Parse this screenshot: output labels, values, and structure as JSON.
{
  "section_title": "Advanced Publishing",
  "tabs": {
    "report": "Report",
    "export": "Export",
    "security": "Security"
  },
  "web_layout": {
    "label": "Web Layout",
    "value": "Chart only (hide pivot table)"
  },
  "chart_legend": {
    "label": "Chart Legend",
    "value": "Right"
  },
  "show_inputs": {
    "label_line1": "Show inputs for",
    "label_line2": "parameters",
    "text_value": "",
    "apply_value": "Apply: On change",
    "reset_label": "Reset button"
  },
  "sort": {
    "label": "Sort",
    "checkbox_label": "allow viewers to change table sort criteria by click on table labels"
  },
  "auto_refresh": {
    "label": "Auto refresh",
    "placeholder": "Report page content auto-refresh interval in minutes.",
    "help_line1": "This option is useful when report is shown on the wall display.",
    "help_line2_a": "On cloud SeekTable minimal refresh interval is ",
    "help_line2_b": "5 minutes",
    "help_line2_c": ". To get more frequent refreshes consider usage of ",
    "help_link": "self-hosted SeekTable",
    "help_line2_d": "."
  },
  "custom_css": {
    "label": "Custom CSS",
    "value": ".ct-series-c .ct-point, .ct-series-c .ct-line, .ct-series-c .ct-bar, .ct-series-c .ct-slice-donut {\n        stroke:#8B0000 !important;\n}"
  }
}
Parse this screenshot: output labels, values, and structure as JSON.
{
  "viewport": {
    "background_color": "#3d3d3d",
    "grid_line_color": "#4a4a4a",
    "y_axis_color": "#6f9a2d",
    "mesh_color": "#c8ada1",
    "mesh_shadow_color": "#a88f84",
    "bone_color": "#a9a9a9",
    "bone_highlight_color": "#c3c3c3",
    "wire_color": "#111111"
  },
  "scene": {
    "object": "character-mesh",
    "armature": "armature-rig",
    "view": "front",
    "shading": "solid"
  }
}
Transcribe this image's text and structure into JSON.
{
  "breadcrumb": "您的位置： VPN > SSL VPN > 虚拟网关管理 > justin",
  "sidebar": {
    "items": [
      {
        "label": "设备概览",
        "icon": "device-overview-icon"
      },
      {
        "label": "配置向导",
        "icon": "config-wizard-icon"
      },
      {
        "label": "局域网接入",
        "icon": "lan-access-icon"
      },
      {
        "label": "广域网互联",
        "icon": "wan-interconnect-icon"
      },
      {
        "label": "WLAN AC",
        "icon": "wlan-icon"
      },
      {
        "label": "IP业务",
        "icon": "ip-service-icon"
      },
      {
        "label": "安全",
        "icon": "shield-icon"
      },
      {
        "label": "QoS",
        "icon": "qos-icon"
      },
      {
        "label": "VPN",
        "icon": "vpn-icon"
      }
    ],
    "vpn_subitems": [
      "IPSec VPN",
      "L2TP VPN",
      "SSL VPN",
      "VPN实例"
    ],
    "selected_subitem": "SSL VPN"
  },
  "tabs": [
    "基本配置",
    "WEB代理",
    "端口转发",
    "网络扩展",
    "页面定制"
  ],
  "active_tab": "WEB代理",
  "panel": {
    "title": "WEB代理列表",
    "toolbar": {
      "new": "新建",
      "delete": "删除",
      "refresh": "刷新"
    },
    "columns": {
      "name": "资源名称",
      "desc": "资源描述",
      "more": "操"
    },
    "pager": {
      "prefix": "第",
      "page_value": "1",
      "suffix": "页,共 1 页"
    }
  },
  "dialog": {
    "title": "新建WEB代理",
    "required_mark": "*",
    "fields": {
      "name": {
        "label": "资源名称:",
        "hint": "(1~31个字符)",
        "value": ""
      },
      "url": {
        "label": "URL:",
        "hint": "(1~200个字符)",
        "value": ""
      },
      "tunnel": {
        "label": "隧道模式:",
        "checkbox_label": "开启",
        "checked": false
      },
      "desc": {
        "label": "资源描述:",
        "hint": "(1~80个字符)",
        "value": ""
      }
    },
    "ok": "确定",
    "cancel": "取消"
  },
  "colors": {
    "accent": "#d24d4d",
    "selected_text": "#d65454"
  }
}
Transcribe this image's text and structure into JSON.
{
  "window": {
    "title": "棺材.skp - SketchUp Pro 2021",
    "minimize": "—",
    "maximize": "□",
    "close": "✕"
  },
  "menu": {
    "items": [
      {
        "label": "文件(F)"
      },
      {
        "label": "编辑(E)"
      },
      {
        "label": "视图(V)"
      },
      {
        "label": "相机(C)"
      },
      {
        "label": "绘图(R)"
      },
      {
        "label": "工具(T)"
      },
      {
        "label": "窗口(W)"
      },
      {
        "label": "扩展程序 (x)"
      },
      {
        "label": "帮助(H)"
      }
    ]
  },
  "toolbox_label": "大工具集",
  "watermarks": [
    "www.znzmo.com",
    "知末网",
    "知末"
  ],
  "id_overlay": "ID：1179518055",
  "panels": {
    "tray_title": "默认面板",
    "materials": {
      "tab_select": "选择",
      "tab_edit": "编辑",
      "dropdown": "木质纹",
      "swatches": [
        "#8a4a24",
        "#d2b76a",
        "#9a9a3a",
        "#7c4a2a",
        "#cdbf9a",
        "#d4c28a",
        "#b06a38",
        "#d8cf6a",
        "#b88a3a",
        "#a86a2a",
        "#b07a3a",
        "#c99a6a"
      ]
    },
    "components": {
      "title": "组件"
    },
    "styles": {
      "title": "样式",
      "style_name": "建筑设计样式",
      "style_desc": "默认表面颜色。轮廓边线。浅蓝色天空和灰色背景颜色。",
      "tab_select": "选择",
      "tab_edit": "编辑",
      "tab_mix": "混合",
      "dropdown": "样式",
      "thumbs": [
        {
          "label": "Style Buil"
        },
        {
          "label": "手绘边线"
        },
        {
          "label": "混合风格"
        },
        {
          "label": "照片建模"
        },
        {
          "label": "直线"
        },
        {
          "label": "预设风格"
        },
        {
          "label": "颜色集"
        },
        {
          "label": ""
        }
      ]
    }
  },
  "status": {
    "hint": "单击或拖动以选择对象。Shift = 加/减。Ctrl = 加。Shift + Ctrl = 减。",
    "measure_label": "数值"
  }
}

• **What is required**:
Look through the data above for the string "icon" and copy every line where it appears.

• **Written response**:
        "icon": "device-overview-icon"
        "icon": "config-wizard-icon"
        "icon": "lan-access-icon"
        "icon": "wan-interconnect-icon"
        "icon": "wlan-icon"
        "icon": "ip-service-icon"
        "icon": "shield-icon"
        "icon": "qos-icon"
        "icon": "vpn-icon"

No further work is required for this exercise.